╭──

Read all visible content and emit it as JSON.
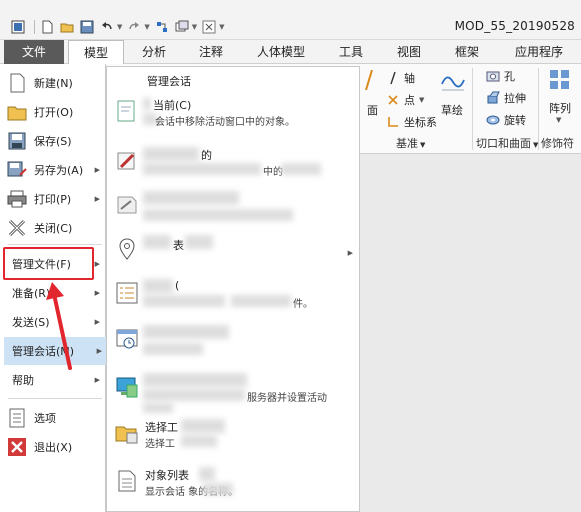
{
  "window": {
    "title": "MOD_55_20190528"
  },
  "quick_access": {
    "icons": [
      "window-icon",
      "new-icon",
      "open-icon",
      "save-icon",
      "undo-icon",
      "redo-icon",
      "regenerate-icon",
      "window-switch-icon",
      "close-window-icon"
    ]
  },
  "tabs": [
    "文件",
    "模型",
    "分析",
    "注释",
    "人体模型",
    "工具",
    "视图",
    "框架",
    "应用程序"
  ],
  "ribbon": {
    "axis": "轴",
    "point": "点",
    "coord": "坐标系",
    "plane_short": "面",
    "sketch": "草绘",
    "hole": "孔",
    "stretch": "拉伸",
    "rotate": "旋转",
    "array": "阵列",
    "group_datum": "基准",
    "group_cut": "切口和曲面",
    "group_modifier": "修饰符"
  },
  "file_menu": {
    "items": [
      {
        "label": "新建(N)"
      },
      {
        "label": "打开(O)"
      },
      {
        "label": "保存(S)"
      },
      {
        "label": "另存为(A)"
      },
      {
        "label": "打印(P)"
      },
      {
        "label": "关闭(C)"
      },
      {
        "label": "管理文件(F)"
      },
      {
        "label": "准备(R)"
      },
      {
        "label": "发送(S)"
      },
      {
        "label": "管理会话(M)"
      },
      {
        "label": "帮助"
      },
      {
        "label": "选项"
      },
      {
        "label": "退出(X)"
      }
    ]
  },
  "submenu": {
    "header": "管理会话",
    "items": [
      {
        "title": "当前(C)",
        "desc": "会话中移除活动窗口中的对象。"
      },
      {
        "title": "的",
        "desc": "中的"
      },
      {
        "title": "",
        "desc": ""
      },
      {
        "title": "表",
        "desc": ""
      },
      {
        "title": "(",
        "desc": "件。"
      },
      {
        "title": "",
        "desc": ""
      },
      {
        "title": "",
        "desc": "服务器并设置活动"
      },
      {
        "title": "选择工",
        "desc": "选择工"
      },
      {
        "title": "对象列表",
        "desc": "显示会话 象的名称。"
      }
    ]
  },
  "colors": {
    "accent_red": "#e2262d",
    "file_tab_bg": "#5a5a5a",
    "active_item": "#cde2f5"
  }
}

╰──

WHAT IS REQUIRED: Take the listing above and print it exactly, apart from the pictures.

FINISHED EXERCISE:
Read all visible content and emit it as JSON.
{
  "window": {
    "title": "MOD_55_20190528"
  },
  "quick_access": {
    "icons": [
      "window-icon",
      "new-icon",
      "open-icon",
      "save-icon",
      "undo-icon",
      "redo-icon",
      "regenerate-icon",
      "window-switch-icon",
      "close-window-icon"
    ]
  },
  "tabs": [
    "文件",
    "模型",
    "分析",
    "注释",
    "人体模型",
    "工具",
    "视图",
    "框架",
    "应用程序"
  ],
  "ribbon": {
    "axis": "轴",
    "point": "点",
    "coord": "坐标系",
    "plane_short": "面",
    "sketch": "草绘",
    "hole": "孔",
    "stretch": "拉伸",
    "rotate": "旋转",
    "array": "阵列",
    "group_datum": "基准",
    "group_cut": "切口和曲面",
    "group_modifier": "修饰符"
  },
  "file_menu": {
    "items": [
      {
        "label": "新建(N)"
      },
      {
        "label": "打开(O)"
      },
      {
        "label": "保存(S)"
      },
      {
        "label": "另存为(A)"
      },
      {
        "label": "打印(P)"
      },
      {
        "label": "关闭(C)"
      },
      {
        "label": "管理文件(F)"
      },
      {
        "label": "准备(R)"
      },
      {
        "label": "发送(S)"
      },
      {
        "label": "管理会话(M)"
      },
      {
        "label": "帮助"
      },
      {
        "label": "选项"
      },
      {
        "label": "退出(X)"
      }
    ]
  },
  "submenu": {
    "header": "管理会话",
    "items": [
      {
        "title": "当前(C)",
        "desc": "会话中移除活动窗口中的对象。"
      },
      {
        "title": "的",
        "desc": "中的"
      },
      {
        "title": "",
        "desc": ""
      },
      {
        "title": "表",
        "desc": ""
      },
      {
        "title": "(",
        "desc": "件。"
      },
      {
        "title": "",
        "desc": ""
      },
      {
        "title": "",
        "desc": "服务器并设置活动"
      },
      {
        "title": "选择工",
        "desc": "选择工"
      },
      {
        "title": "对象列表",
        "desc": "显示会话 象的名称。"
      }
    ]
  },
  "colors": {
    "accent_red": "#e2262d",
    "file_tab_bg": "#5a5a5a",
    "active_item": "#cde2f5"
  }
}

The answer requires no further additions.